(n): manuscript, writing

(v): to write a script, to plan or devise

Those who know me, know that I like organization and definition. So, truly living life to the full sense of the words “living life unscripted” is not easy for me.

My whole life I have been told I am a powerful listener with a keen sense of observation. I would much prefer to be a wallflower, absorbing all that is around me, rather than being the main attraction. I observe & I listen. For me, the most powerful gift you can give someone is the gift of having your voice heard; your thoughts validated, your truth spoken out loud, or even in the quiet whisper of your eyes. Ironically, I never gave myself this gift. Rather, I preferred to gift all I encountered, from the crowded airport terminal to the playground, with the opportunity to have their voice heard, or seen, by me Miss Wallflower.

Those who shared with me always remarked how grateful they were to have had someone truly listen to them without judgment or interruption. And often, most conversations ended there. However, there has been an increasing few who have followed that conversation with a “What about you?”

Now truthfully, that question terrifies me.

It is an invitation to peel myself from the wall and to allow myself to blossom by joining the room and speaking my truth. For 23 years the answer was largely polite and graceful “No, thank you.” However; once I realized that my lack of response wasn’t acceptable anymore, I began creating scripts.


(n): a mental codification of experience that includes a particular organized way of perceiving cognitively and responding to a complex situation or set of stimuli

Now, schemas are created unconsciously, so we have all created these throughout our lives. I believe I took this one step further, however, when I began to create schemas that I could use to respond to those who asked, “What about you?” Instead of my polite declines, I created responses that would seemingly answer the personal questions by giving enough detail to make the other feel as though I had shared with them, but my raw emotions, thoughts, and struggles were absent. Rather, these became like automatic scripts, schemas that played out following the stimulus of “What about you?”

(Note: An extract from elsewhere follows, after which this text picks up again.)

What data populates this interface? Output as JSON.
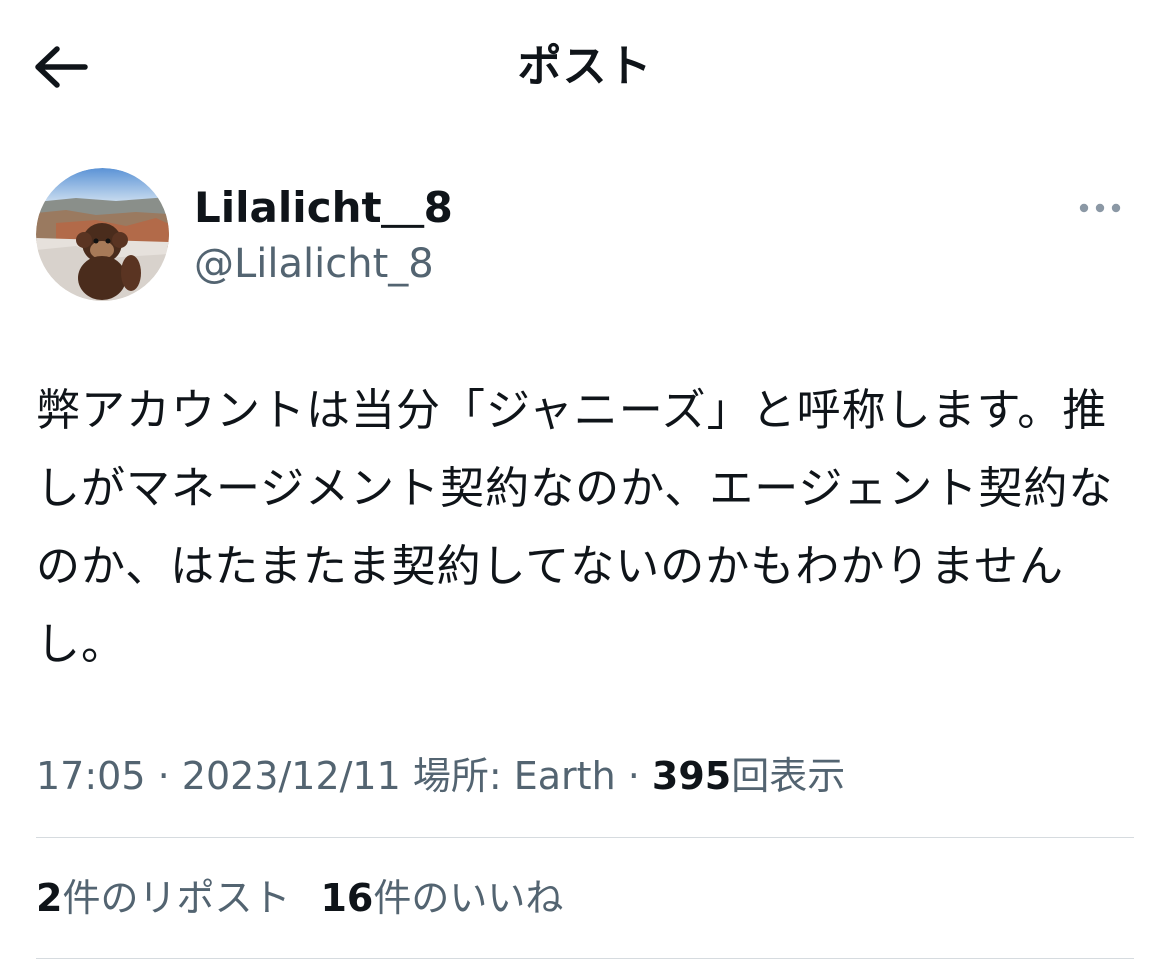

While what I shared was not false, it was simply polished and curated: they were incomplete, like a wrapped gift without the bow. My intention was never to lie to those I shared with, but it was a means of protection. A way for me to keep control of life and keep my plans on track. Those above most likely laughed at my naïve assumption that I could control everything. My plan for life is the singular plan for life, but the truth is that I believe this for almost 23 years.


(n): a place where aircraft regularly take off and land, with buildings for passengers and flight management

While I am not an aircraft, the Austin-Bergstrom Airport is where I feel like I landed after over two decades, and where I took off again, hopefully for the rest of my life. In true Miss Wallflower fashion, I had curiously observed the middle-aged man who sat in the aisle seat slightly to my forward left. I remember thinking that he seemed to be doing the same, only with a sense of urgency. We landed and parted ways, until I headed from the restroom to the water refill station. There, we met again.

This time we spoke, during which he shared his reservations and urgency in coming to speak with me. Preferring to observe, I uncharacteristically said that I had 10 minutes to hear his thoughts. He shared with me four things:

1)    He is a Christian man, to which I replied I am a practicing Catholic.

2)    Although financial times are straining, all that I truly need will be provided for me, and not to worry. (Little did he know that literally that morning my wallet had been stolen, and I had had to argue my way through the DC airport with no form of ID.)

3)    Those that I care about will be well, and those closest to me were to be restored and replenished in their health. (Again, little did he know that my mother had just undergone a minor surgery and her health was on my mind as I wasn’t able to be with her.)

4)    And finally, that although he was unsure how, not knowing much about me nor my occupation, that I was a powerful voice. He remarked, “You have a powerful voice and your story is important. It matters. You will impact the lives of so many that you don’t yet realize. When you share your story with younger women you will play a formative role in their lives.” ---- and chills ran the length of my spine.

For those unaware, I work for Chi Omega as a National Leadership Consultant with my dear friend Courtney. In my words, my job is to work with collegiate women on leadership development, local operational management, and provide a sisterly ear for their thoughts to be heard. Until that moment I had never thought that my story was a part of my job.

He said that he felt called to share that with me, and that I needed to hear the message. My hope is that he knows how thankful I am that he stopped me by the water fountain.

He gave me the gift that I would ordinarily give others. It’s funny that I love to give the gift of validation and being silently heard to others. However, I don’t extend such courtesy to myself. I thought that I was a great listener, but really, I was great at listening to everyone but myself.


(v): not following a prepared script

It wasn’t until that day in the airport that I began to reflect on my story. I found that the schemas and scripts rushed to the top. They began to play internally for me, or maybe those have been playing internally for so many years, I could no longer tell the difference... That day, this September, I saw them for what they were—the incomplete truth.

It has by no means been an easy switch, to begin to share the complete story, when the story I have shared for so many years has been incomplete. I remind myself daily that if I want to truly be a great listener, I have to listen to everyone -- myself included. I remind myself that my story is my life; it is chaotic, beautiful, painful, and unscripted.

Photo by: Katherine Mendieta

courtney wetzel